Members of Mountain Man and Megafaun combined for the electro-pop project Sylvan Esso, which at times sounds custom-made for college-town cafes and shines on hypnotic tracks like the single “Coffee.” The group’s debut album is blog fodder, but this delightfully simple track deserves to reach fans of darkly lit mainstream pop as well.
4. The Pains of Being Pure at Heart, “Kelly”
Long-running indie outfit The Pains of Being Pure at Heart packed their underrated LP Days Of Abandon with a few fits of unabashed glee, and “Kelly” skips along with Jessica Weiss’ happy-go-lucky vocal performance and a finger-snapping jangle that would fit in with the Smiths’ lush melodies.
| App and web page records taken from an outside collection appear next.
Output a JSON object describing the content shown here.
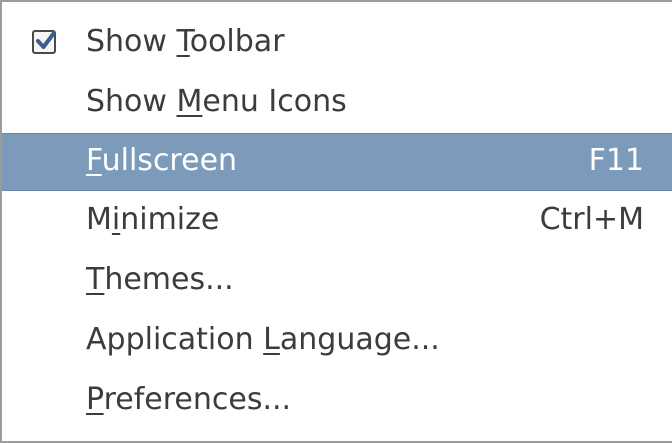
{
  "menu": {
    "items": [
      {
        "label_pre": "Show ",
        "label_mnemonic": "T",
        "label_post": "oolbar",
        "checked": true,
        "check_icon": "checkmark-icon"
      },
      {
        "label_pre": "Show ",
        "label_mnemonic": "M",
        "label_post": "enu Icons"
      },
      {
        "label_pre": "",
        "label_mnemonic": "F",
        "label_post": "ullscreen",
        "shortcut": "F11",
        "highlighted": true
      },
      {
        "label_pre": "M",
        "label_mnemonic": "i",
        "label_post": "nimize",
        "shortcut": "Ctrl+M"
      },
      {
        "label_pre": "",
        "label_mnemonic": "T",
        "label_post": "hemes...",
        "shortcut": ""
      },
      {
        "label_pre": "Application ",
        "label_mnemonic": "L",
        "label_post": "anguage...",
        "shortcut": ""
      },
      {
        "label_pre": "",
        "label_mnemonic": "P",
        "label_post": "references...",
        "shortcut": ""
      }
    ]
  },
  "colors": {
    "highlight_background": "#7c9ab9",
    "text": "#3c3c3c",
    "highlight_text": "#ffffff"
  }
}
If you hate this song, there might just be hate rooted in your heart.
5. Wye Oak, “Glory”
Wye Oak’s Jenn Wasner traded in her guitar for a keyboard in the three years between 2011’s Civilian and this year’s Shriek, and the latter represents a fresh change of pace for the reliably charming duo. “Glory” flies its funky flag in a little under five minutes, as Wasner lingers on syllables with a confident quiver similar to that of Bat For Lashes’ Natasha Khan.
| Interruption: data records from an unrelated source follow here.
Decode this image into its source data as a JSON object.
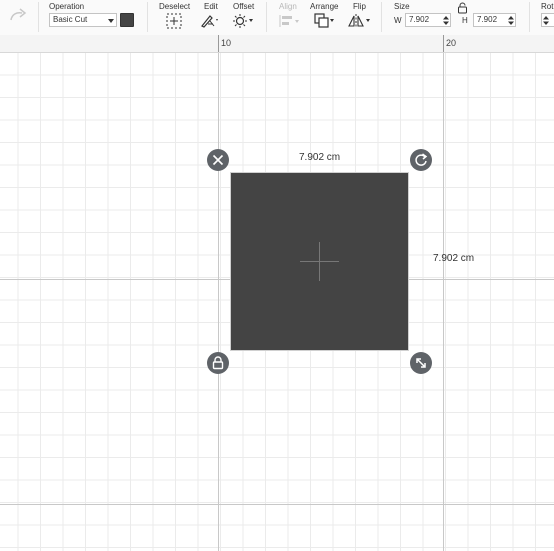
{
  "toolbar": {
    "operation": {
      "label": "Operation",
      "value": "Basic Cut",
      "swatch_color": "#444444"
    },
    "deselect": {
      "label": "Deselect"
    },
    "edit": {
      "label": "Edit"
    },
    "offset": {
      "label": "Offset"
    },
    "align": {
      "label": "Align"
    },
    "arrange": {
      "label": "Arrange"
    },
    "flip": {
      "label": "Flip"
    },
    "size": {
      "label": "Size",
      "w_label": "W",
      "w_value": "7.902",
      "h_label": "H",
      "h_value": "7.902"
    },
    "rotate": {
      "label": "Rot"
    }
  },
  "ruler": {
    "marks": [
      "10",
      "20"
    ]
  },
  "selection": {
    "width_text": "7.902 cm",
    "height_text": "7.902 cm",
    "fill_color": "#444444"
  },
  "icons": [
    "redo-icon",
    "dropdown-arrow-icon",
    "deselect-icon",
    "edit-icon",
    "offset-icon",
    "align-icon",
    "arrange-icon",
    "flip-icon",
    "lock-icon",
    "stepper-icon",
    "close-icon",
    "rotate-icon",
    "scale-icon",
    "crosshair-icon"
  ]
}
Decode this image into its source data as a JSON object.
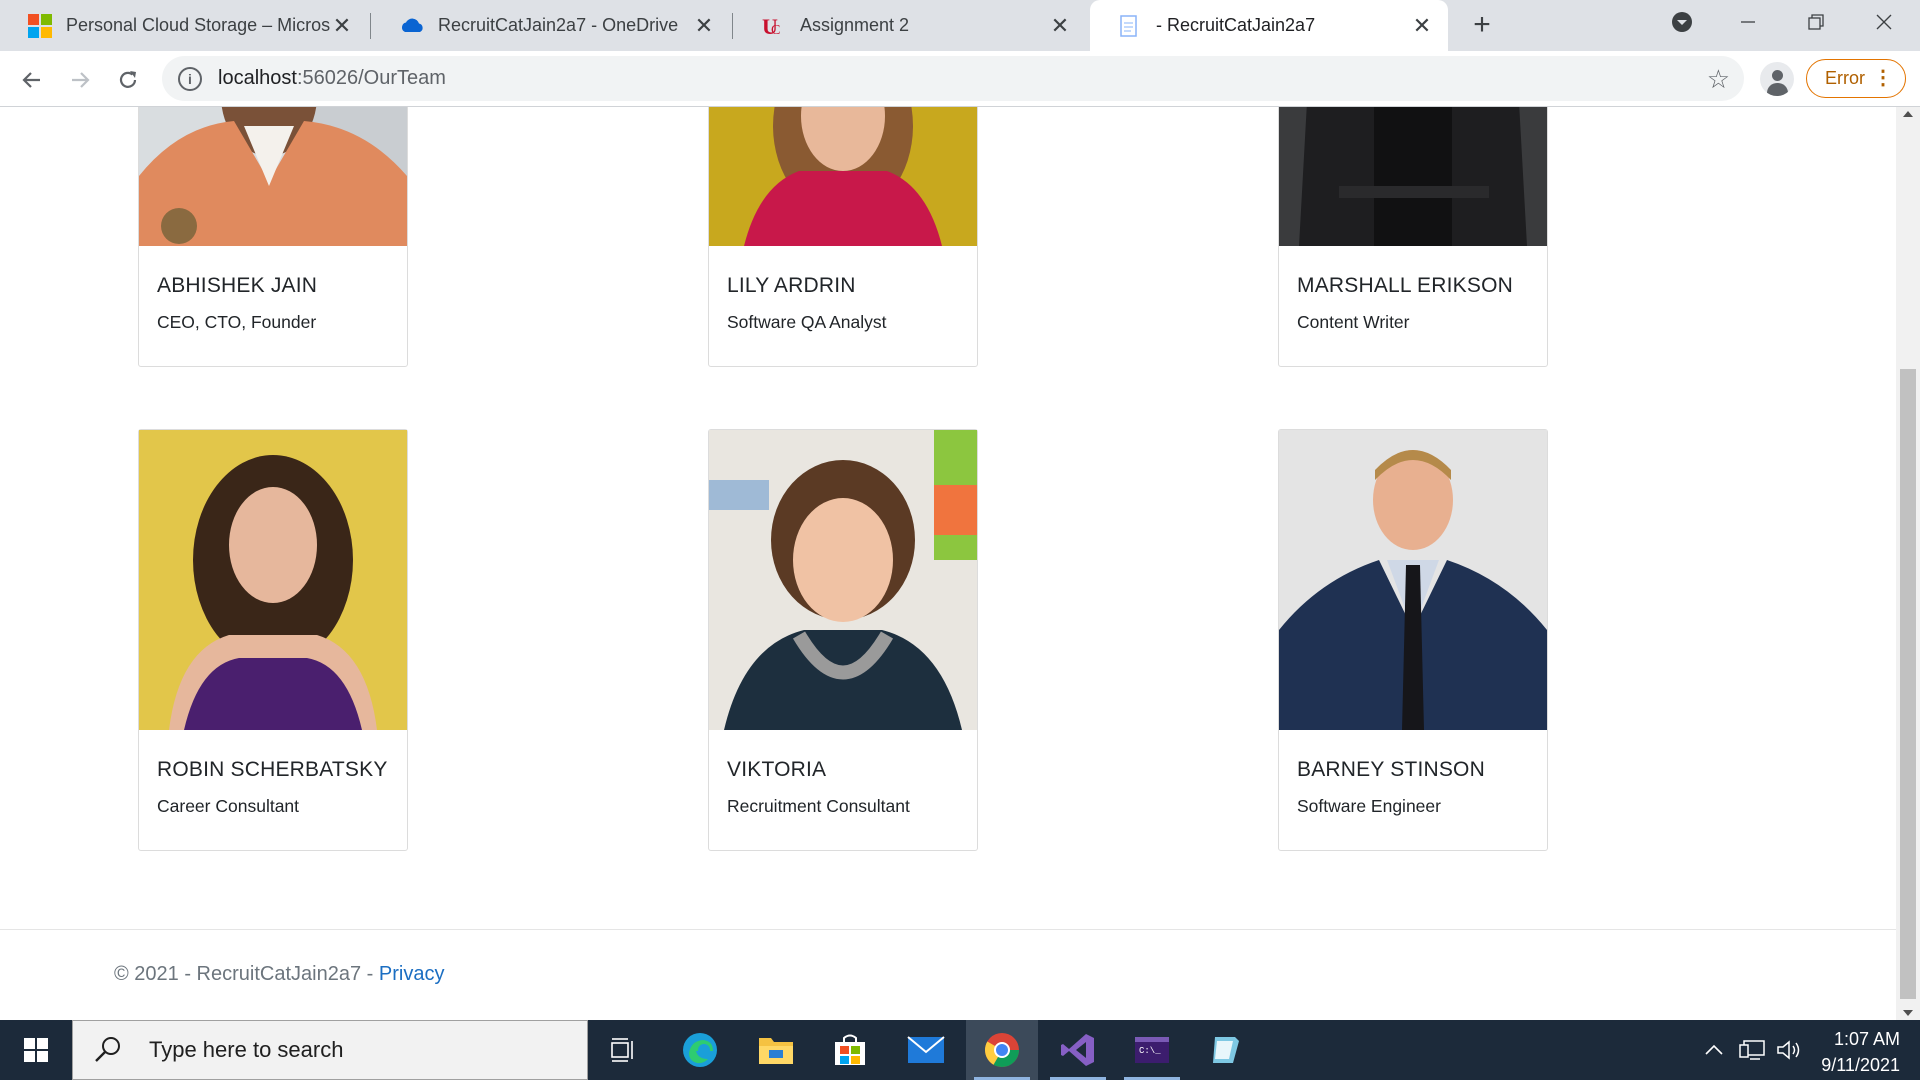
{
  "browser": {
    "tabs": [
      {
        "title": "Personal Cloud Storage – Microsoft",
        "icon": "microsoft-logo-icon"
      },
      {
        "title": "RecruitCatJain2a7 - OneDrive",
        "icon": "onedrive-icon"
      },
      {
        "title": "Assignment 2",
        "icon": "university-logo-icon"
      },
      {
        "title": "- RecruitCatJain2a7",
        "icon": "page-icon",
        "active": true
      }
    ],
    "url_host": "localhost",
    "url_path": ":56026/OurTeam",
    "error_label": "Error"
  },
  "team": [
    {
      "name": "ABHISHEK JAIN",
      "role": "CEO, CTO, Founder"
    },
    {
      "name": "LILY ARDRIN",
      "role": "Software QA Analyst"
    },
    {
      "name": "MARSHALL ERIKSON",
      "role": "Content Writer"
    },
    {
      "name": "ROBIN SCHERBATSKY",
      "role": "Career Consultant"
    },
    {
      "name": "VIKTORIA",
      "role": "Recruitment Consultant"
    },
    {
      "name": "BARNEY STINSON",
      "role": "Software Engineer"
    }
  ],
  "footer": {
    "copyright": "© 2021 - RecruitCatJain2a7 -",
    "privacy_link": "Privacy"
  },
  "taskbar": {
    "search_placeholder": "Type here to search",
    "time": "1:07 AM",
    "date": "9/11/2021"
  },
  "colors": {
    "link": "#1b6ec2",
    "taskbar": "#1c2a3a",
    "error_accent": "#e37400"
  }
}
6. Spoon, “Do You”
Spoon remained the most consistent band in indie rock with this year’s lovely They Want My Soul, and while “Inside Out” and “Let Me Be Mine” are stunners for the Pitchfork set, “Do You” struts into view with the album’s most alluring hooks. Don’t be surprised to hear this one in a ton of movie trailers next year.
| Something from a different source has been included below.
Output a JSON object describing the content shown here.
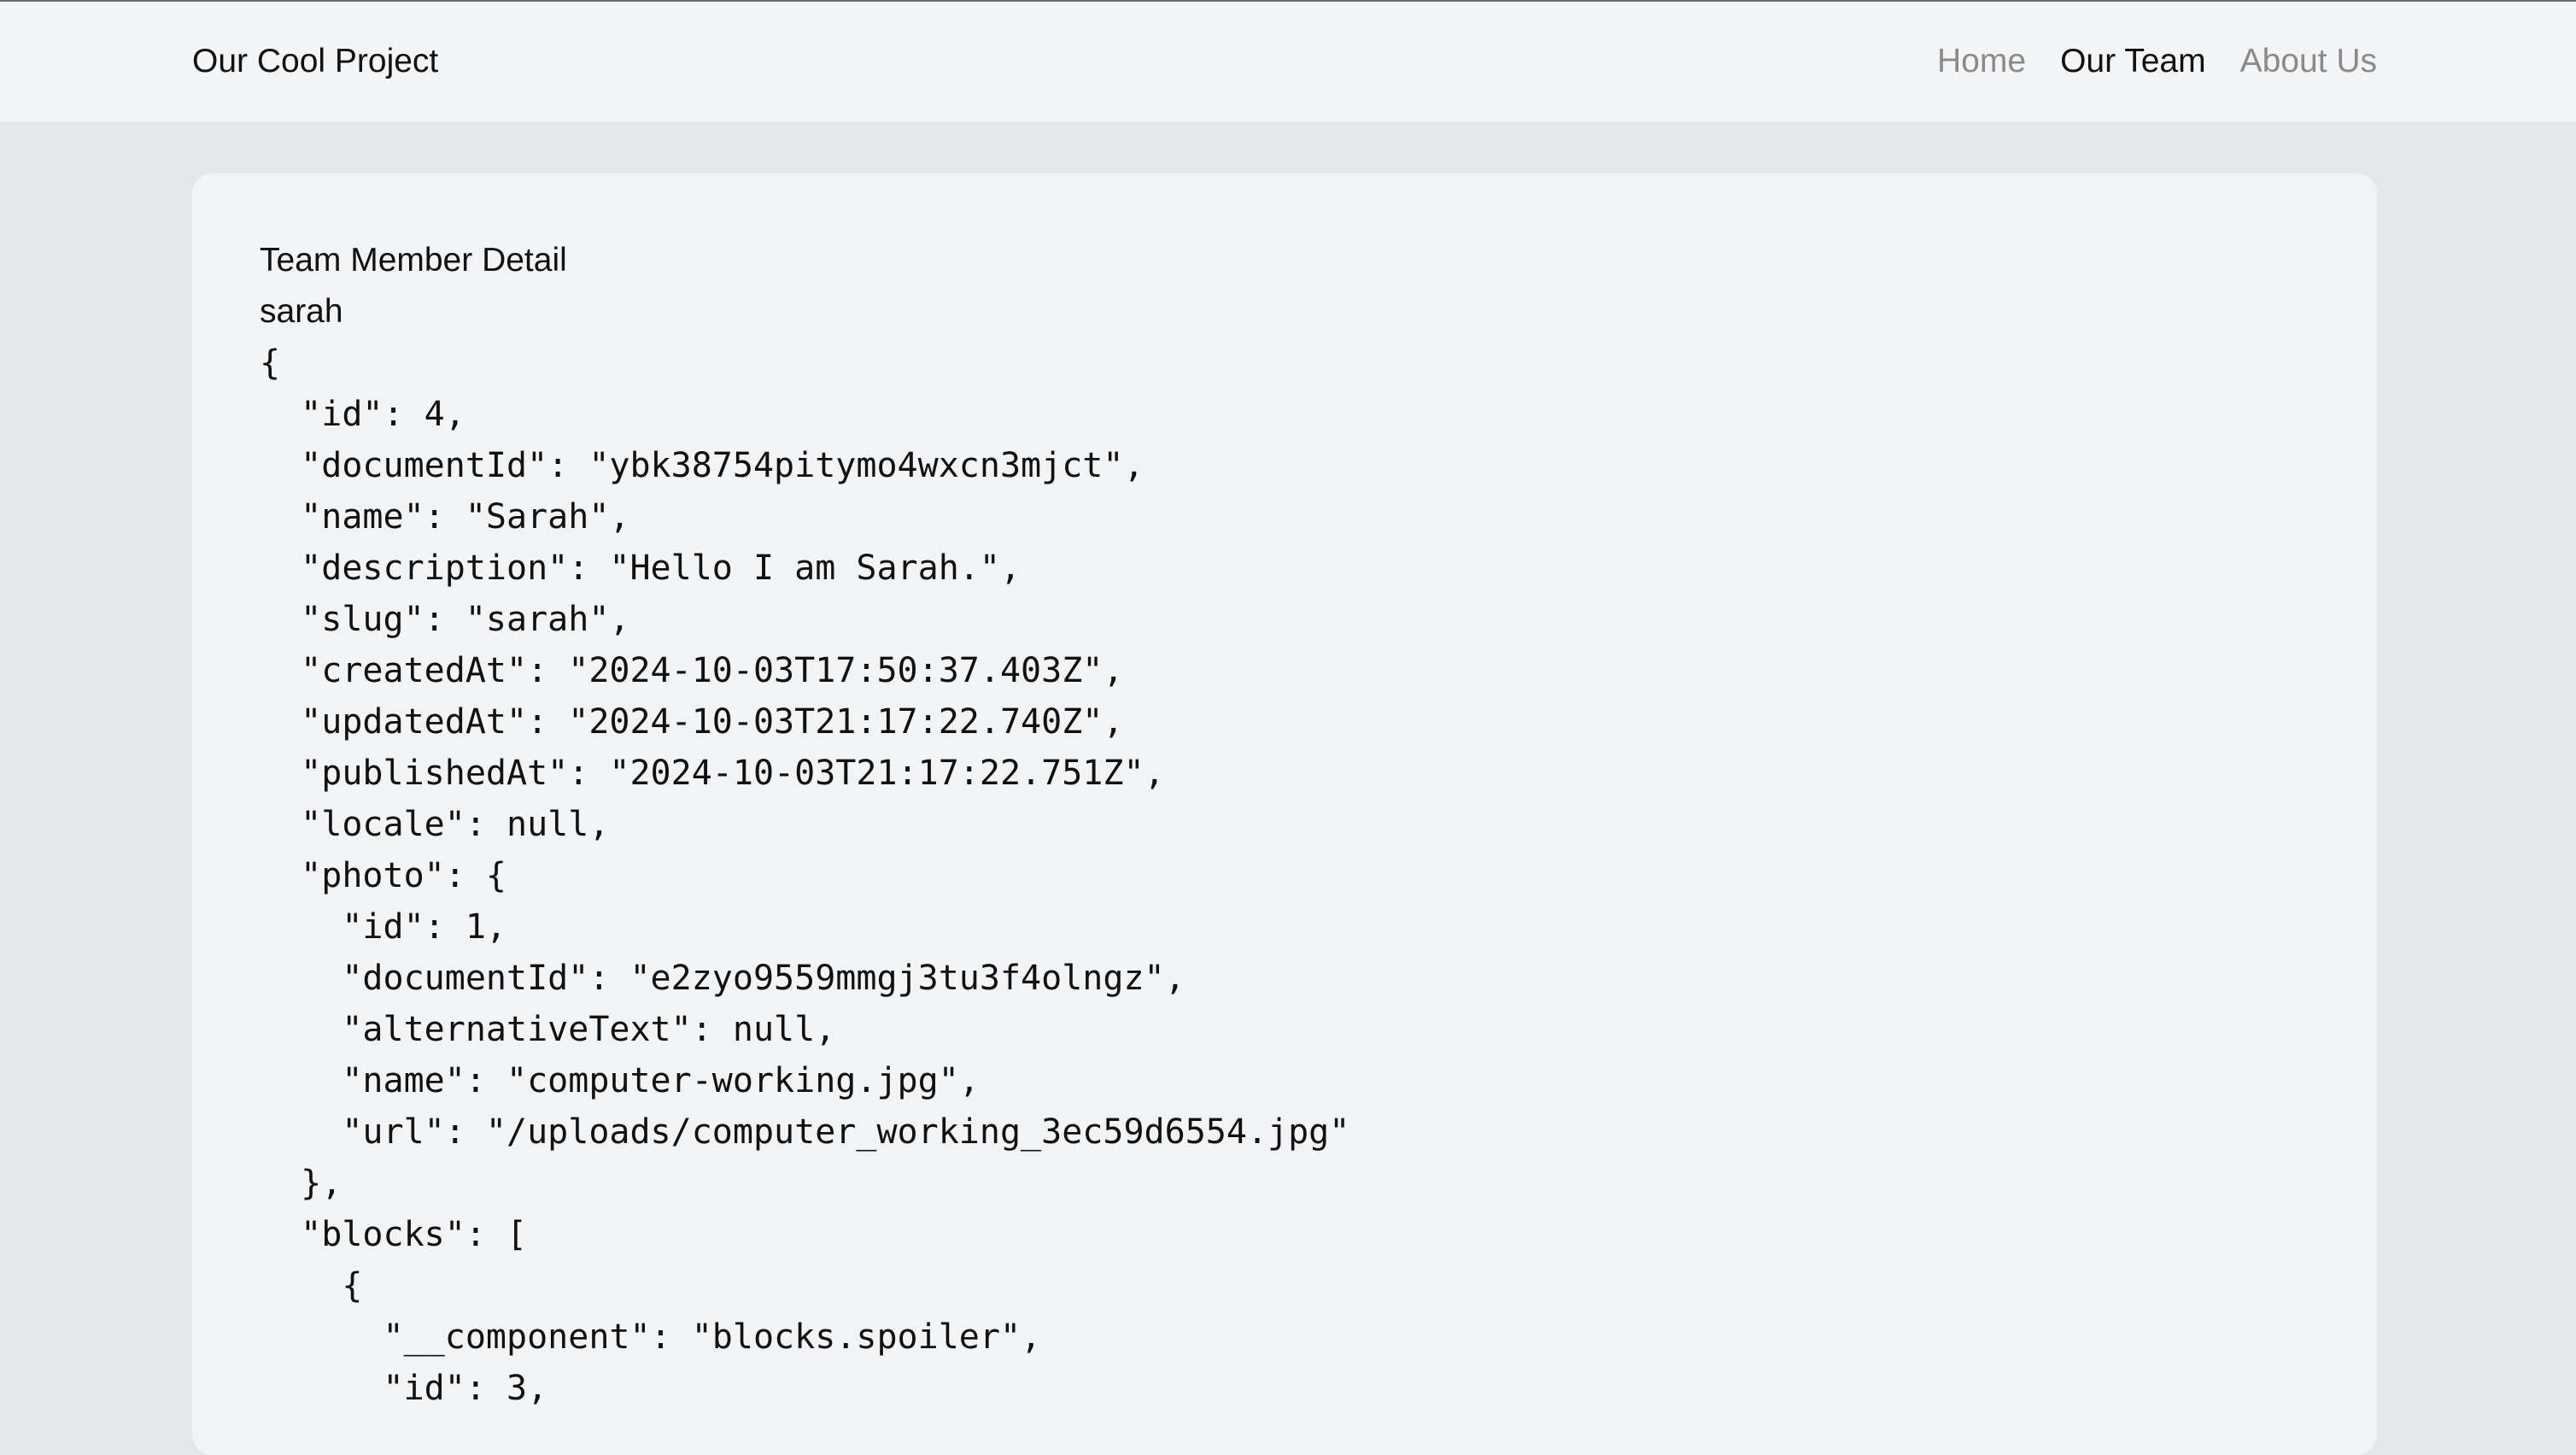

7. Lykke Li, “Heart Of Steel”
In an alternate universe, Lykke Li’s “Heart Of Steel” would be getting the pop radio shine that Sam Smith’s similarly choir-assisted “Stay With Me” received in 2014. The swelling ballad on the Swedish indie star’s bruised third album, I Never Learn, finds Li pleading to find peace while trying to recover from a devastating breakup: “Don’t me leave me dying without a lover to hold, ” she sings before a thousand backing vocalists lift her words.
8. Broods, “Coattails”
Love Lorde? Brother-sister duo Broods is also from New Zealand and happened to have worked with Lorde’s producer Joel Little on the entirety of their debut EP and album. “Coattails, ” from their self-titled EP, skulks along with a tenderness that recalls… well, you know who.
9. Little Dragon, “Klapp Klapp”
The indie-electro Swedes of Little Dragon continue to release persuasive dance music, and the swaggering soul of “Klapp Klapp” represents a new high point for Yukimi Nagano and co. The snare taps are relentless, and when the chorus hits, dare yourself not to nod your head.